*** Opening SUPPLIED DATA ***

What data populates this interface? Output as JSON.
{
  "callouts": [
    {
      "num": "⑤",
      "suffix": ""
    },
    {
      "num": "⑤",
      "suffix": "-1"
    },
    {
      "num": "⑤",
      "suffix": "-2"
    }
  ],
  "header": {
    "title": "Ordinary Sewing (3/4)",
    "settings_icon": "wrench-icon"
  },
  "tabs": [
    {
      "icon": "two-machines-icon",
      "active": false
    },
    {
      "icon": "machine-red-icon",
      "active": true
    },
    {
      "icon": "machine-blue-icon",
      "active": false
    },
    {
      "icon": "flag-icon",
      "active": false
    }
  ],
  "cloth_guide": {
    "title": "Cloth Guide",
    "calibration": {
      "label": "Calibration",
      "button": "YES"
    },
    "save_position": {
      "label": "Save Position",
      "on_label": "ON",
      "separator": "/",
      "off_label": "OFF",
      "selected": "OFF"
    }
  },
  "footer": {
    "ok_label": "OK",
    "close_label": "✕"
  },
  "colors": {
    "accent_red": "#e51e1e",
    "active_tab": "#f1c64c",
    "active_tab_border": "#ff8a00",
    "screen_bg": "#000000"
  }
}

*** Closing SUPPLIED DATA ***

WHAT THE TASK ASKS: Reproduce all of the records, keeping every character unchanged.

FINISHED TASK:
What data populates this interface? Output as JSON.
{
  "callouts": [
    {
      "num": "⑤",
      "suffix": ""
    },
    {
      "num": "⑤",
      "suffix": "-1"
    },
    {
      "num": "⑤",
      "suffix": "-2"
    }
  ],
  "header": {
    "title": "Ordinary Sewing (3/4)",
    "settings_icon": "wrench-icon"
  },
  "tabs": [
    {
      "icon": "two-machines-icon",
      "active": false
    },
    {
      "icon": "machine-red-icon",
      "active": true
    },
    {
      "icon": "machine-blue-icon",
      "active": false
    },
    {
      "icon": "flag-icon",
      "active": false
    }
  ],
  "cloth_guide": {
    "title": "Cloth Guide",
    "calibration": {
      "label": "Calibration",
      "button": "YES"
    },
    "save_position": {
      "label": "Save Position",
      "on_label": "ON",
      "separator": "/",
      "off_label": "OFF",
      "selected": "OFF"
    }
  },
  "footer": {
    "ok_label": "OK",
    "close_label": "✕"
  },
  "colors": {
    "accent_red": "#e51e1e",
    "active_tab": "#f1c64c",
    "active_tab_border": "#ff8a00",
    "screen_bg": "#000000"
  }
}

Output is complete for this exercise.